Sramana: Let’s bit about that first customer and how you got up and running. What were the dynamics of getting your foot in the door in that industry?
Bill Follet: Our business plan had to be adjusted almost immediately. We decided that if we were going to attract the right kind of customers, we would need a first class facility. We leased a 250,000 square foot building, and our timing was poor. We no sooner got all the paint on the walls and the automated equipment in place when the dot-com market collapsed. We were forced to alter our business plan from an e-commerce B2C plan to a B2B plan.
Maria and I had participated in building distribution plans for B2B in the past, and we had won the vendor of the year award with Walmart a few times. We had developed point-of-sale distribution systems. It was easy for us to make the switch from a business strategy that was not yet quite ready to be started to a business strategy that had been around for quite some time.

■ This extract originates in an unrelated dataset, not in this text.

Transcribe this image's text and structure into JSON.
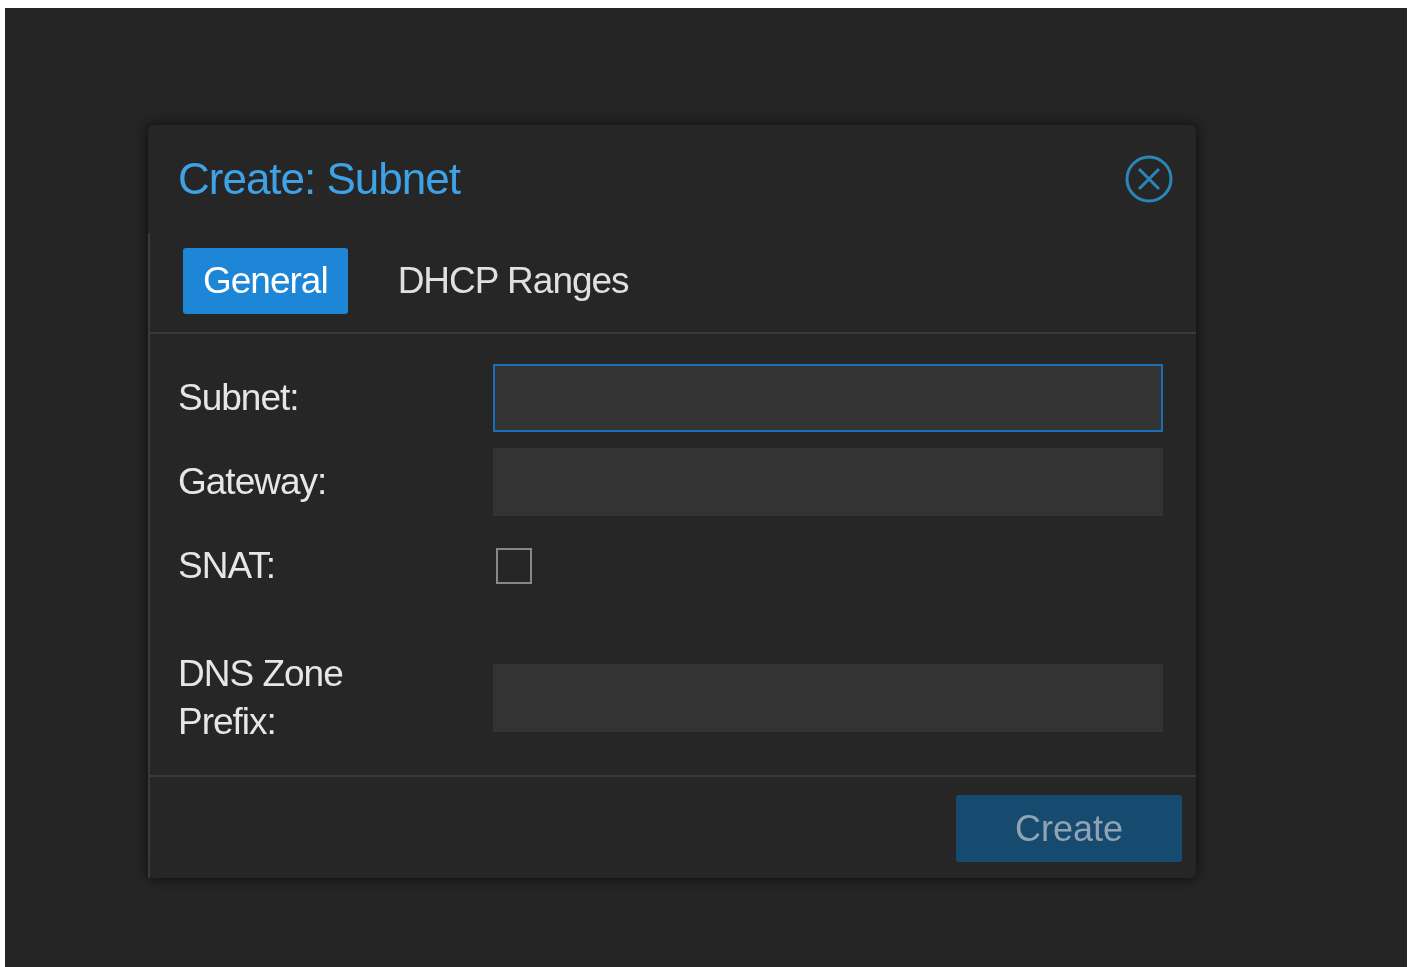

That plan worked out well for us, and it was important that we did it. Soon after the collapse of the dot-com business on Wall Street, there was 9/11, which further froze executive thinking about e-commerce business. In 2004 everything was behind us. The cash flow that had sustained us in the B2B business had proven to be enough to keep us going forward, and we were able to obtain our first e-commerce company.

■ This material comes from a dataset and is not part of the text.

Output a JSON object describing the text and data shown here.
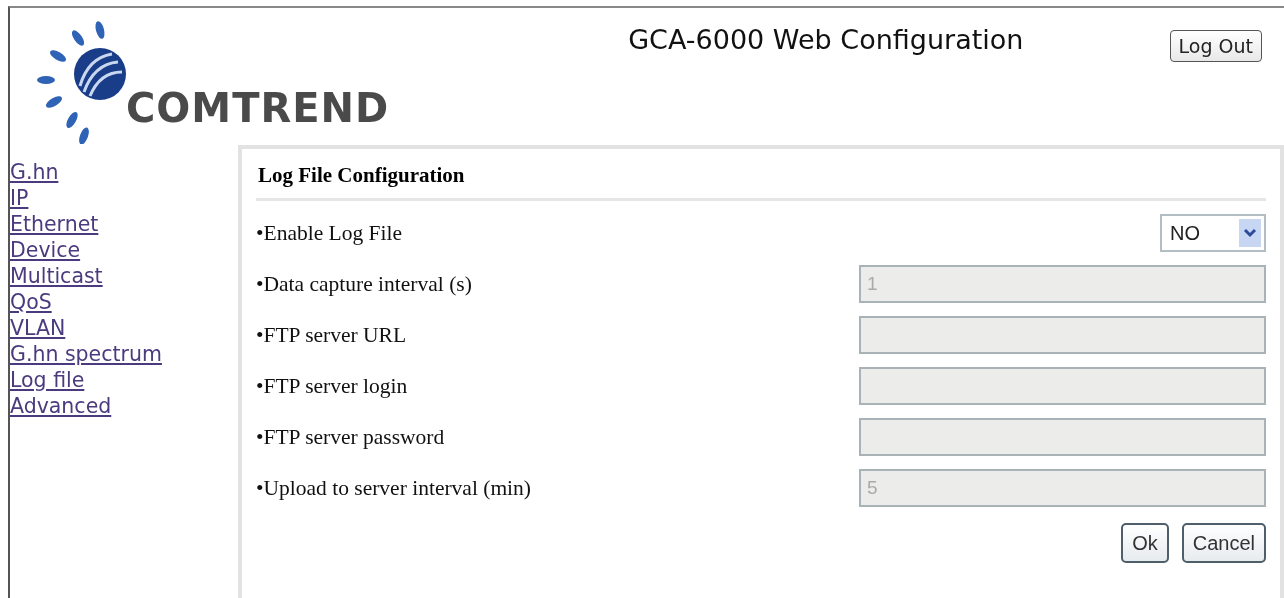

Sramana: Between 2000 and 2004, what were some of the metrics surrounding your business? You survived for four years, which is no small task.

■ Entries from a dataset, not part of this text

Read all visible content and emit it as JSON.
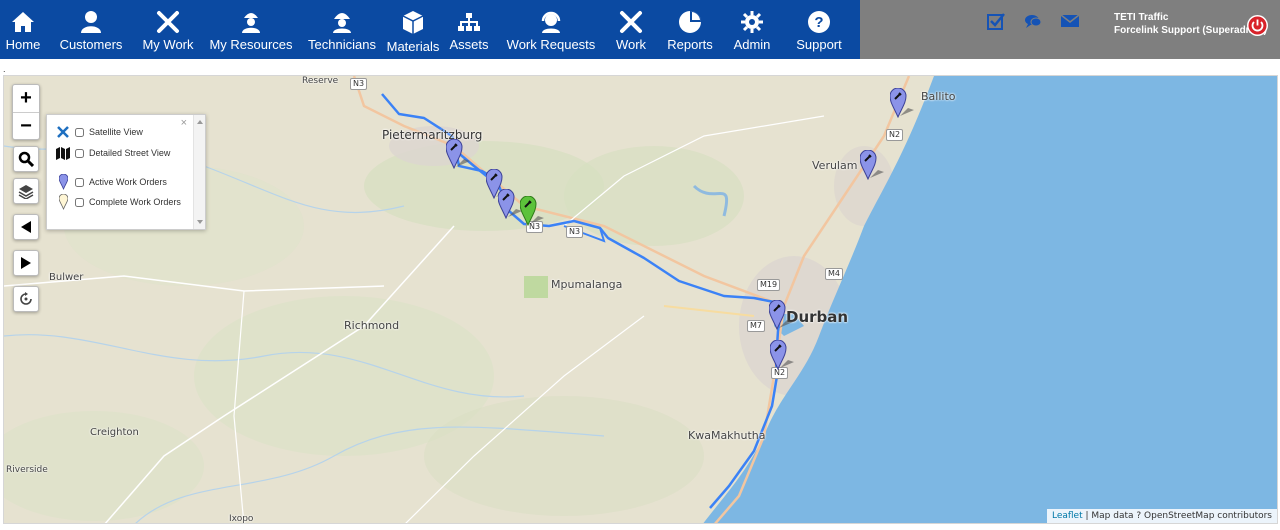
{
  "nav": [
    {
      "label": "Home",
      "icon": "home-icon"
    },
    {
      "label": "Customers",
      "icon": "customers-icon"
    },
    {
      "label": "My Work",
      "icon": "tools-icon"
    },
    {
      "label": "My Resources",
      "icon": "worker-icon"
    },
    {
      "label": "Technicians",
      "icon": "technician-icon"
    },
    {
      "label": "Materials",
      "icon": "box-icon"
    },
    {
      "label": "Assets",
      "icon": "hierarchy-icon"
    },
    {
      "label": "Work Requests",
      "icon": "headset-icon"
    },
    {
      "label": "Work",
      "icon": "tools-icon"
    },
    {
      "label": "Reports",
      "icon": "pie-chart-icon"
    },
    {
      "label": "Admin",
      "icon": "gear-icon"
    },
    {
      "label": "Support",
      "icon": "help-icon"
    }
  ],
  "utility_icons": [
    "tasks-icon",
    "chat-icon",
    "mail-icon"
  ],
  "user": {
    "org": "TETI Traffic",
    "name": "Forcelink Support (Superadmin)"
  },
  "page_marker": ".",
  "map": {
    "zoom_in": "+",
    "zoom_out": "−",
    "layers": {
      "satellite": "Satellite View",
      "street": "Detailed Street View",
      "active": "Active Work Orders",
      "complete": "Complete Work Orders",
      "close": "×"
    },
    "places": {
      "reserve": "Reserve",
      "pmb": "Pietermaritzburg",
      "ballito": "Ballito",
      "verulam": "Verulam",
      "bulwer": "Bulwer",
      "mpumalanga": "Mpumalanga",
      "richmond": "Richmond",
      "durban": "Durban",
      "creighton": "Creighton",
      "kwamakhutha": "KwaMakhutha",
      "riverside": "Riverside",
      "ixopo": "Ixopo"
    },
    "roads": {
      "n3a": "N3",
      "n3b": "N3",
      "n3c": "N3",
      "n2a": "N2",
      "n2b": "N2",
      "m4": "M4",
      "m19": "M19",
      "m7": "M7"
    },
    "attribution": {
      "leaflet": "Leaflet",
      "sep": " | ",
      "text": "Map data ? OpenStreetMap contributors"
    },
    "colors": {
      "route": "#3b82f6",
      "pin_active": "#8b93e8",
      "pin_selected": "#5cc23a",
      "sea": "#7db7e3"
    }
  }
}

Maria Haggerty: It seemed like a long time. Our first customers were no-name customers. They were companies we had never heard of. They were small local companies that operated with lower-end products serving the discount market at Family Dollar–type stores. We were able to barely pay the bills in those early years. We were fortunate that we had angel investors who fed us a little more money to keep us going.
One of our investors told us that we had to keep enough gas in the car to get over the finish line. They were very lean years. I would go home and wonder if we could make payroll. Bill and I went for a long time without taking paychecks. The revenue in those early years was tight. We had high goals. Our first year we had projected $776,000 of revenue, and I don’t think we even had 10,000 dollars of revenue.
The second year we probably had $2 million to $3 million of revenue. For our kind of business, that was what it cost us to operate the facility. The staff and IT team that goes with our business was a significant cost. We did not operate profitably for the first four years.
Sramana: You were still able to get clients that could pay $3 million a year for your services. How did you get those clients?
Maria Haggerty: We were fortunate to have had a lot of good connections from our previous life at GoodTime. The early customer we had were tiny companies that were just starting their dot-com initiatives. The real money came from customers that we had in the New York apparel community. They knew our reputation from GoodTime, and they took a gamble to bring their business here. They made up the bulk of the initial revenue.